U.S. government debt yields ticked upward on Wednesday after economic data and a new Treasury auction drew investor attention.

The yield on the benchmark 10-year Treasury note sat higher at around 2.324 percent at 2:49 p.m. ET, while the yield on the 30-year Treasury bond was up at 2.782 percent. Bond yields move inversely to prices.

U.S. Markets Overview: Treasurys chart

Mortgage application volume was unchanged last week from the previous week, according to the Mortgage Bankers Association.

Home loan refinance applications, which usually rise when rates fall, bucked this trend, slipping 1 percent for the week on a seasonally adjusted basis. Refinance volume fell 36.5 percent compared to the same week one year ago, when interest rates were lower.

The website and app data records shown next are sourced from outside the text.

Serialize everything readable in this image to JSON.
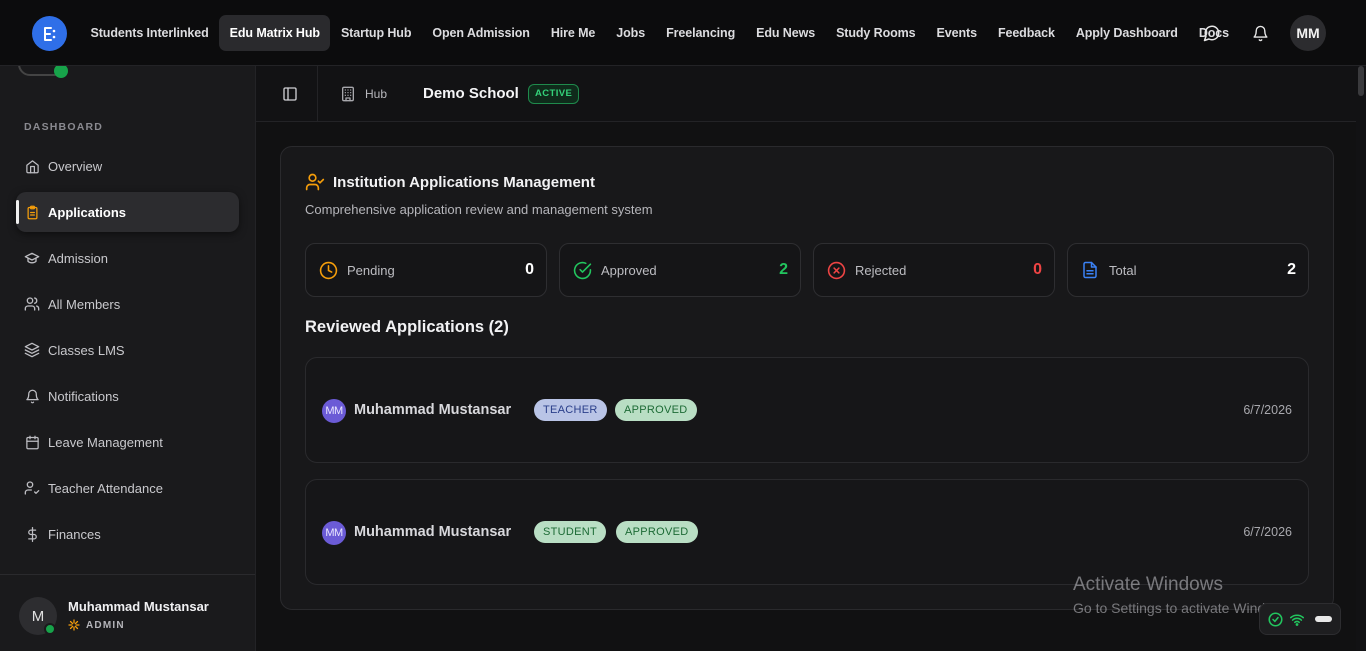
{
  "topnav": {
    "logo_icon": "edu-matrix-logo-icon",
    "links": [
      {
        "label": "Students Interlinked",
        "active": false
      },
      {
        "label": "Edu Matrix Hub",
        "active": true
      },
      {
        "label": "Startup Hub",
        "active": false
      },
      {
        "label": "Open Admission",
        "active": false
      },
      {
        "label": "Hire Me",
        "active": false
      },
      {
        "label": "Jobs",
        "active": false
      },
      {
        "label": "Freelancing",
        "active": false
      },
      {
        "label": "Edu News",
        "active": false
      },
      {
        "label": "Study Rooms",
        "active": false
      },
      {
        "label": "Events",
        "active": false
      },
      {
        "label": "Feedback",
        "active": false
      },
      {
        "label": "Apply Dashboard",
        "active": false
      },
      {
        "label": "Docs",
        "active": false
      }
    ],
    "messages_icon": "message-circle-icon",
    "notifications_icon": "bell-icon",
    "user_initials": "MM"
  },
  "sidebar": {
    "section_label": "DASHBOARD",
    "items": [
      {
        "label": "Overview",
        "icon": "home-icon",
        "active": false
      },
      {
        "label": "Applications",
        "icon": "clipboard-icon",
        "active": true
      },
      {
        "label": "Admission",
        "icon": "graduation-cap-icon",
        "active": false
      },
      {
        "label": "All Members",
        "icon": "users-icon",
        "active": false
      },
      {
        "label": "Classes LMS",
        "icon": "layers-icon",
        "active": false
      },
      {
        "label": "Notifications",
        "icon": "bell-icon",
        "active": false
      },
      {
        "label": "Leave Management",
        "icon": "calendar-icon",
        "active": false
      },
      {
        "label": "Teacher Attendance",
        "icon": "user-check-icon",
        "active": false
      },
      {
        "label": "Finances",
        "icon": "dollar-icon",
        "active": false
      }
    ],
    "user": {
      "initial": "M",
      "name": "Muhammad Mustansar",
      "role": "ADMIN"
    }
  },
  "header": {
    "breadcrumb_hub": "Hub",
    "school_name": "Demo School",
    "status_badge": "ACTIVE"
  },
  "main": {
    "title": "Institution Applications Management",
    "subtitle": "Comprehensive application review and management system",
    "stats": [
      {
        "label": "Pending",
        "value": "0",
        "icon": "clock-icon",
        "color": "#f59e0b",
        "value_color": "#ffffff"
      },
      {
        "label": "Approved",
        "value": "2",
        "icon": "check-circle-icon",
        "color": "#22c55e",
        "value_color": "#22c55e"
      },
      {
        "label": "Rejected",
        "value": "0",
        "icon": "x-circle-icon",
        "color": "#ef4444",
        "value_color": "#ef4444"
      },
      {
        "label": "Total",
        "value": "2",
        "icon": "file-icon",
        "color": "#3b82f6",
        "value_color": "#ffffff"
      }
    ],
    "reviewed_title": "Reviewed Applications (2)",
    "applications": [
      {
        "initials": "MM",
        "name": "Muhammad Mustansar",
        "role_tag": "TEACHER",
        "status_tag": "APPROVED",
        "date": "6/7/2026"
      },
      {
        "initials": "MM",
        "name": "Muhammad Mustansar",
        "role_tag": "STUDENT",
        "status_tag": "APPROVED",
        "date": "6/7/2026"
      }
    ]
  },
  "watermark": {
    "line1": "Activate Windows",
    "line2": "Go to Settings to activate Windows."
  },
  "colors": {
    "accent_blue": "#2f6fe8",
    "approved_bg": "#b9dec4",
    "approved_text": "#1d6b36",
    "teacher_bg": "#b9c4e6",
    "teacher_text": "#2a3f8a",
    "student_bg": "#b9dec4",
    "student_text": "#1d6b36"
  }
}
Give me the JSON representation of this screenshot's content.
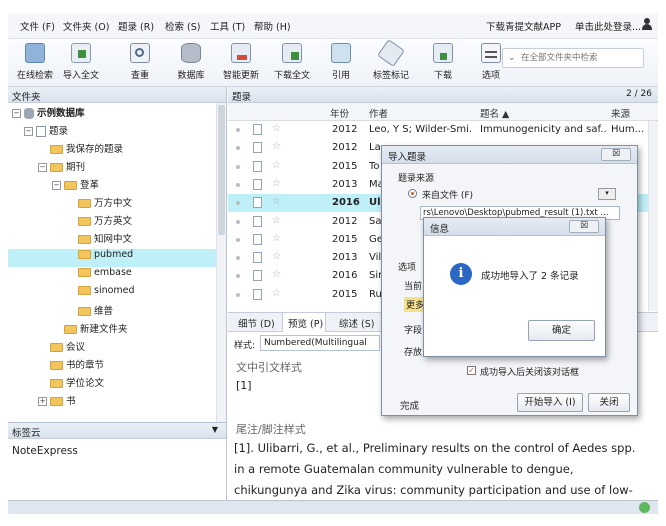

The Treasury Department auctioned $23 billion in 10-year notes at a high yield of 2.314 percent. The bid-to-cover ratio, an indicator of demand, was 2.48. Indirect bidders, which include major central banks, were awarded 68 percent. Direct bidders were awarded 9 percent.

Politics is also expected to set a slight tone on Wall Street as U.S. President Donald Trump continues his journey abroad in Asia this week.

On Wednesday, the U.S. incumbent continued to draw attention to the threat that North Korea poses to the rest of the world, as he traveled from South Korea to China. In an address to South Korean lawmakers, Trump said that Kim Jong-Un's regime "has interpreted America's past restraint as weakness. "

"This would be a fatal miscalculation. This is a very different administration than the United States has had in the past," Trump said.

—CNBC's Nyshka Chandran contributed to this report